A veterinarian at the University of California, Davis, has some good news about a dog from the Philippines who became an international hero after sacrificing her snout to save two young girls.
Veterinarian Gina Davis tells the San Francisco Chronicle the dog named Kabang appears to have beaten the cancer she was suffering from.
Kabang, however, is still facing treatment for heartworms in her arteries before she can have the gaping wound on her face closed.
Newspapers in the Philippines have reported that Kabang had her snout and upper jaw sheared off when she jumped in front of a speeding motorcycle, saving her owner’s daughter and niece who were apparently about to be hit.
Kabang ended up in Davis earlier this year after a nurse from Buffalo, N.Y., spearheaded a fundraising campaign to bring her to the U.S.
The story about Kabang:
Veterinarians from the University of California, Davis, say it will be a long road treating the dog who lost half her snout while saving the lives of two girls last year, the Sacramento Bee reported.
The hospital staff said in a press conference that they can’t remember ever seeing a case like that of Kabang – a mutt from the Philippines who jumped in front of a speeding motorcycle to save her owner’s daughter and niece.
In the accident, Kabang lost her snout and upper jaw.

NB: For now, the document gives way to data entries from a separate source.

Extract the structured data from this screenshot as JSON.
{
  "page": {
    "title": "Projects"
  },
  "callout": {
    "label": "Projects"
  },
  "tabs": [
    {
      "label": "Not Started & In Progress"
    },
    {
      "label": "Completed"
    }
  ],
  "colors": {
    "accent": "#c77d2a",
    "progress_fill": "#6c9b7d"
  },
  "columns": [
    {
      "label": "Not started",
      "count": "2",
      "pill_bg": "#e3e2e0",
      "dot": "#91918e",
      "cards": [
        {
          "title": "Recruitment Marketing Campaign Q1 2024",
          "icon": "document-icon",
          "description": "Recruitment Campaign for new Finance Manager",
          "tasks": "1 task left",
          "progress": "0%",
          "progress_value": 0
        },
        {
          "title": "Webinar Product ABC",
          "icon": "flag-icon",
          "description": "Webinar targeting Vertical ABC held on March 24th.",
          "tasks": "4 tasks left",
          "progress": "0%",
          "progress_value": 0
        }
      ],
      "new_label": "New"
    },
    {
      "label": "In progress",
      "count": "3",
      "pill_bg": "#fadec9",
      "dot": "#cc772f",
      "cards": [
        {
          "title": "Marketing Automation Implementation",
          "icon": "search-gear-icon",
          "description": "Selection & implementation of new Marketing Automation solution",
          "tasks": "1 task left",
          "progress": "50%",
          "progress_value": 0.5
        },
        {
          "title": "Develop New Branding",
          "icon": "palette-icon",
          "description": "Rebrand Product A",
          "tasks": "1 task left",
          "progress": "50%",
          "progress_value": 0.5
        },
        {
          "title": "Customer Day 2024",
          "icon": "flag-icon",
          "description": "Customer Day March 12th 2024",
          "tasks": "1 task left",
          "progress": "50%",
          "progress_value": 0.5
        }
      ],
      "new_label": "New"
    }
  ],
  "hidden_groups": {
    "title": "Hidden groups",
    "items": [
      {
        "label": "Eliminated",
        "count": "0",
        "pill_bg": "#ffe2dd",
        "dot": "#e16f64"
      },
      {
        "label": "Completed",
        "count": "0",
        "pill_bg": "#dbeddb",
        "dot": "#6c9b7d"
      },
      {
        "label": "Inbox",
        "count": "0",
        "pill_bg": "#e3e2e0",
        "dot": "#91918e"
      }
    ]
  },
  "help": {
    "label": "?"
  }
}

Veterinarians in the Philippines were unable to treat the injury, but after Kabang’s story went viral, an online campaign spearheaded by Karen Kenngott, a critical care nurse from Buffalo, N.Y., raised the money to send the dog to Northern California and UC Davis. The veterinary school has the most comprehensive dental and oral surgery services in the world.
At UC Davis, veterinarians discovered Kabang also suffers from heartworm disease and a potentially aggressive tumor, which must be addressed first. Treatment of those conditions could take up to six months, according to Dr. Jane Sykes, director of the institution’s small-animal clinic.
If successful, the veterinarians will then perform major dental surgery on Kabang and another operation to close the wound on her face. Left open, the wound puts Kabang at risk of infection and forces her to put excess effort into eating and drinking.
There are no plans to fit Kabang with a prosthetic snout or replace her jaw.
Sykes declined to estimate the total cost of the various procedures but said it would be covered by the dog’s supporters.
“It’s an interesting phenomenon that has occurred with this dog,” Sykes said. “The story has touched so many people. It’s fascinating that it has attracted so much attention when, yes, there are lots of dogs in shelters, and that is a huge issue.”
She added: “I believe that Kabang is a great ambassador for dogs and what they can do for people. I think we owe her a service in return.”